* “(46) And they, continuing daily with one accord in the temple, and breaking bread from house to house, did eat their meat with gladness and singleness of heart, (47) Praising God, and having favour with all the people. And the Lord added to the church daily such as should be saved” (Acts 2:46-47).
9. What do we read in this context about the right hand of the Lord?
“(15) The voice of rejoicing and salvation is in the tabernacles of the righteous: the right hand of the LORD doeth valiantly. (16) The right hand of the LORD is exalted: the right hand of the LORD doeth valiantly” (Psalms 118:15-16).
* Knowing God is a spirit and hath not physical body parts (John 4:24), there is certainly meaning to the “right hand” of the Lord (Exodus 15:6, Isaiah 41:10, Matthew 26:64, Acts 2:32-36, Colossians 3:1, and I Peter 3:22).
10. Though the Lord has chastened the Psalmist, has he been chastised to the point of death?
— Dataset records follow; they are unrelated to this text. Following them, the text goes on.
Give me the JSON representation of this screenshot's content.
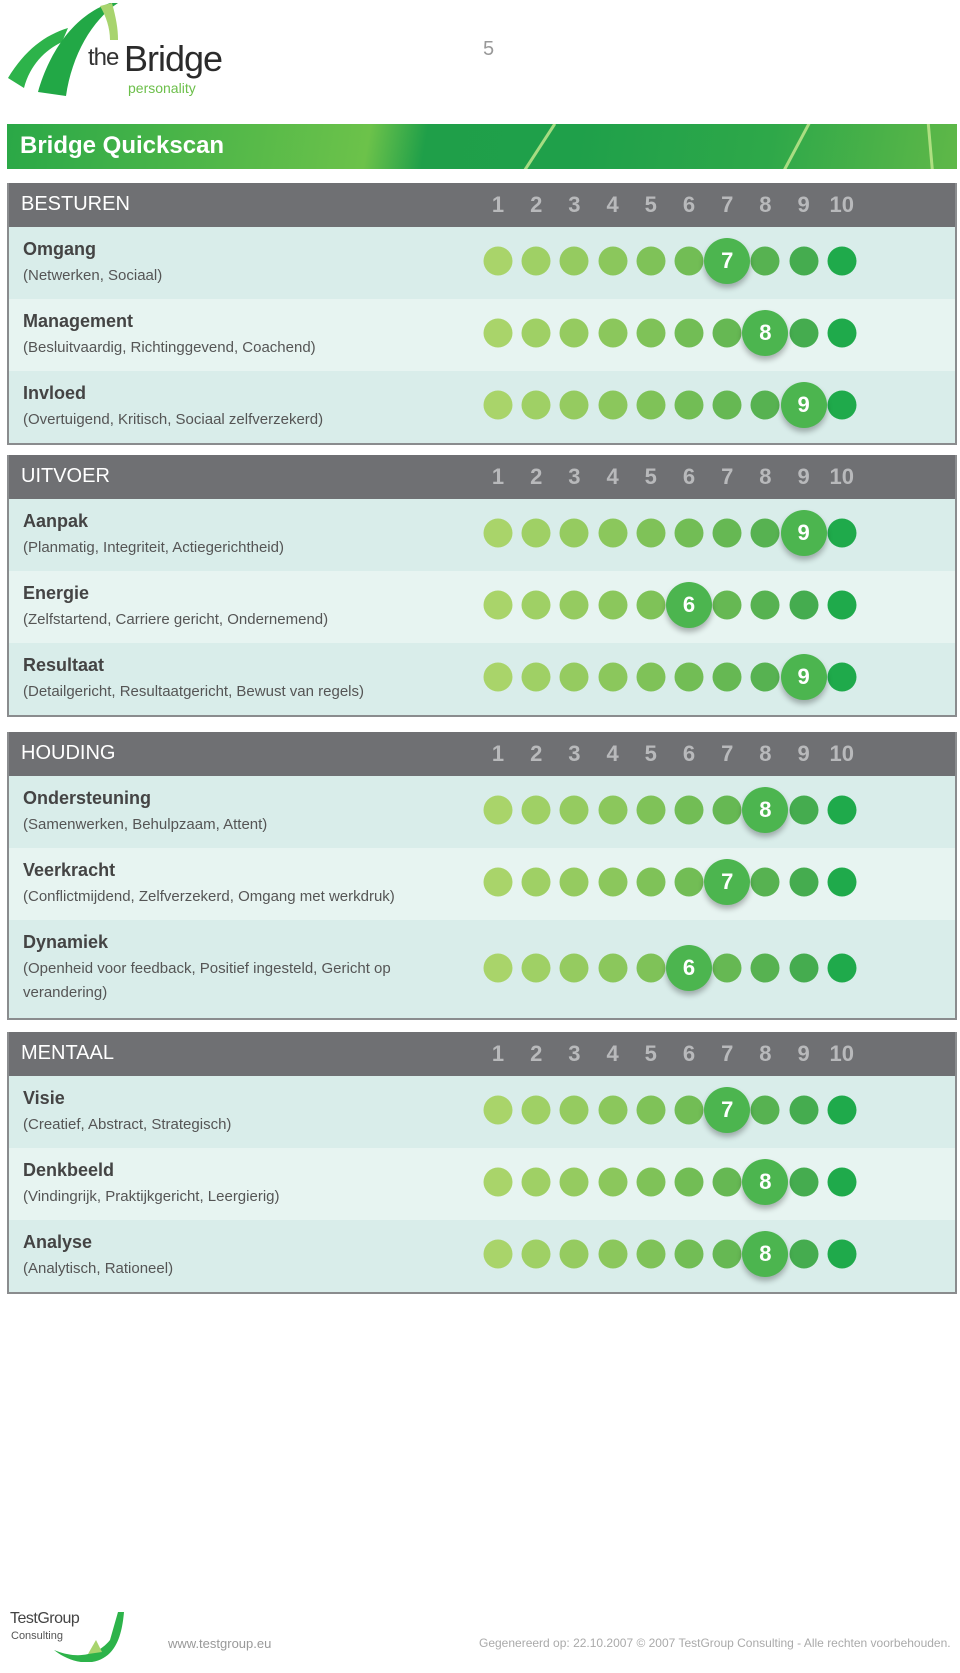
{
  "header": {
    "logo": {
      "the": "the",
      "bridge": "Bridge",
      "tagline": "personality",
      "icon": "bridge-arc-logo-icon"
    },
    "page_number": "5"
  },
  "banner": {
    "title": "Bridge Quickscan"
  },
  "scale": [
    "1",
    "2",
    "3",
    "4",
    "5",
    "6",
    "7",
    "8",
    "9",
    "10"
  ],
  "colors": {
    "section_header": "#6f7073",
    "row_odd": "#d9edea",
    "row_even": "#e7f4f1",
    "dot_scale": [
      "#a9d46a",
      "#9fd065",
      "#95cb60",
      "#8bc75c",
      "#7fc258",
      "#72bd55",
      "#66b853",
      "#57b251",
      "#45ac4f",
      "#1faa4b"
    ],
    "selected_dot": "#4cb54f"
  },
  "sections": [
    {
      "name": "BESTUREN",
      "rows": [
        {
          "label": "Omgang",
          "desc": "(Netwerken, Sociaal)",
          "score": 7
        },
        {
          "label": "Management",
          "desc": "(Besluitvaardig, Richtinggevend, Coachend)",
          "score": 8
        },
        {
          "label": "Invloed",
          "desc": "(Overtuigend, Kritisch, Sociaal zelfverzekerd)",
          "score": 9
        }
      ]
    },
    {
      "name": "UITVOER",
      "rows": [
        {
          "label": "Aanpak",
          "desc": "(Planmatig, Integriteit, Actiegerichtheid)",
          "score": 9
        },
        {
          "label": "Energie",
          "desc": "(Zelfstartend, Carriere gericht, Ondernemend)",
          "score": 6
        },
        {
          "label": "Resultaat",
          "desc": "(Detailgericht, Resultaatgericht, Bewust van regels)",
          "score": 9
        }
      ]
    },
    {
      "name": "HOUDING",
      "rows": [
        {
          "label": "Ondersteuning",
          "desc": "(Samenwerken, Behulpzaam, Attent)",
          "score": 8
        },
        {
          "label": "Veerkracht",
          "desc": "(Conflictmijdend, Zelfverzekerd, Omgang met werkdruk)",
          "score": 7
        },
        {
          "label": "Dynamiek",
          "desc": "(Openheid voor feedback, Positief ingesteld, Gericht op verandering)",
          "score": 6
        }
      ]
    },
    {
      "name": "MENTAAL",
      "rows": [
        {
          "label": "Visie",
          "desc": "(Creatief, Abstract, Strategisch)",
          "score": 7
        },
        {
          "label": "Denkbeeld",
          "desc": "(Vindingrijk, Praktijkgericht, Leergierig)",
          "score": 8
        },
        {
          "label": "Analyse",
          "desc": "(Analytisch, Rationeel)",
          "score": 8
        }
      ]
    }
  ],
  "footer": {
    "company_line1": "TestGroup",
    "company_line2": "Consulting",
    "url": "www.testgroup.eu",
    "copyright": "Gegenereerd op: 22.10.2007 © 2007 TestGroup Consulting - Alle rechten voorbehouden."
  }
}
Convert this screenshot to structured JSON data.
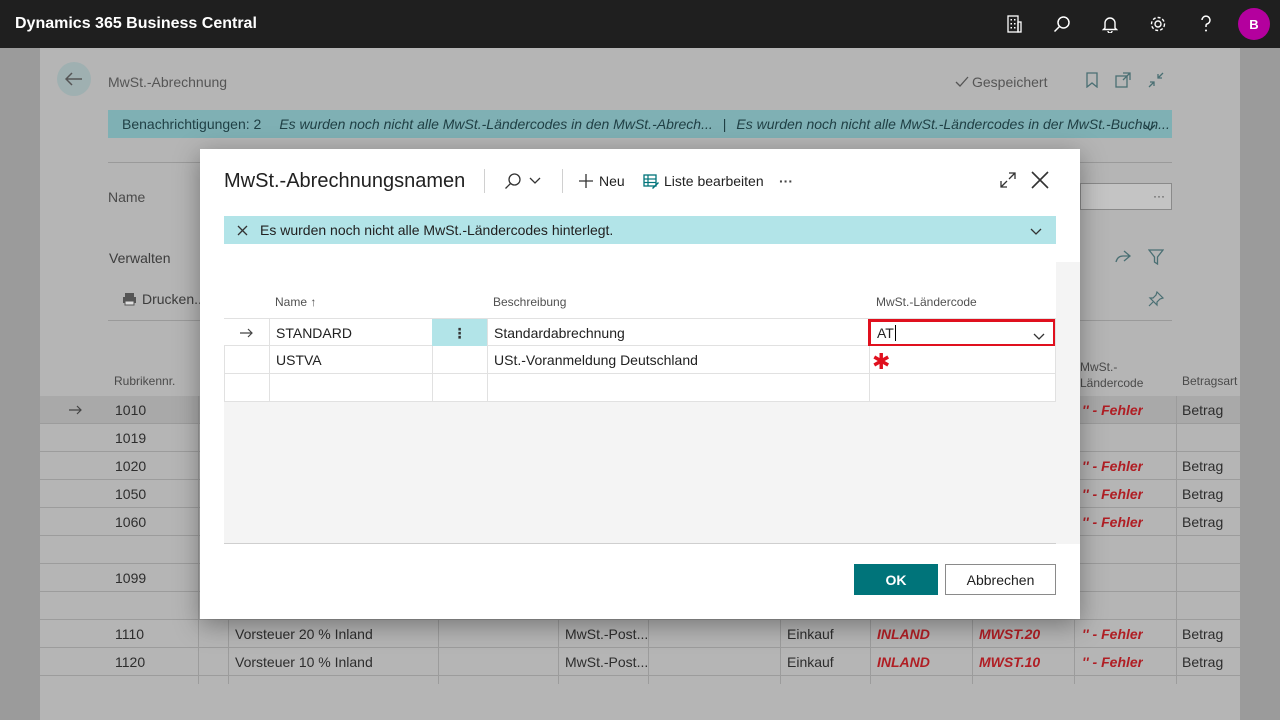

No: “(17) I shall not die, but live, and declare the works of the LORD. (18) The LORD hath chastened me sore: but he hath not given me over unto death” (Psalms 118:17-18).
11. What did the Psalmist say about the gates of righteousness?
“(19) Open to me the gates of righteousness: I will go into them, and I will praise the LORD. (20) This gate of the LORD, into which the righteous shall enter. (21) I will praise thee: for thou hast heard me, and art become my salvation” (Psalms 118:19-21).
* “(1) In that day shall this song be sung in the land of Judah; We have a strong city; salvation will God appoint for walls and bulwarks. (2) Open ye the gates, that the righteous nation which keepeth the truth may enter in” (Isaiah 26:1-2).
12. Who is being prophesied about in Psalms 118:22-23?
The verses say: “(22) The stone which the builders refused is become the head stone of the corner. (23) This is the LORD'S doing; it is marvellous in our eyes” (Psalms118:22-23).
* These Scriptures are talking about Jesus (Matthew 21:37-42, Acts 4:10-12, and I Peter 2:5-8).
13. In light of who was being prophesied about in verses 22-23, what day did the head stone of the corner become the head in verse 24 (i.e. the day Jesus died, the day He was born, etc.)?
* The day in which Jesus ascended into Heaven and became the Lord of all things is the day the Lord made in this context (Ephesians 1:19-22; cf. Acts 2:32-36).
* Here’s the point, Jesus was not going to reign on earth (Hebrews 8:1).
14. When did the Psalmist want salvation to occur and prosperity to be sent?
Now: “Save now, I beseech thee, O LORD: O LORD, I beseech thee, send now prosperity” (Psalms 118:25).
15. One is blessed when they come in whose name?
The name of the Lord: “Blessed be he that cometh in the name of the LORD: we have blessed you out of the house of the LORD” (Psalms 118:26).
16. Why did the Psalmist want a sacrifice to be made ready?
“(27) God is the LORD, which hath shewed us light: bind the sacrifice with cords, even unto the horns of the altar. (28) Thou art my God, and I will praise thee: thou art my God, I will exalt thee” (Psalms 118:27-28).
17. Does the 118th Psalm end differently than it began?
The only difference are the words “because” and “for” (vs. 1; 29).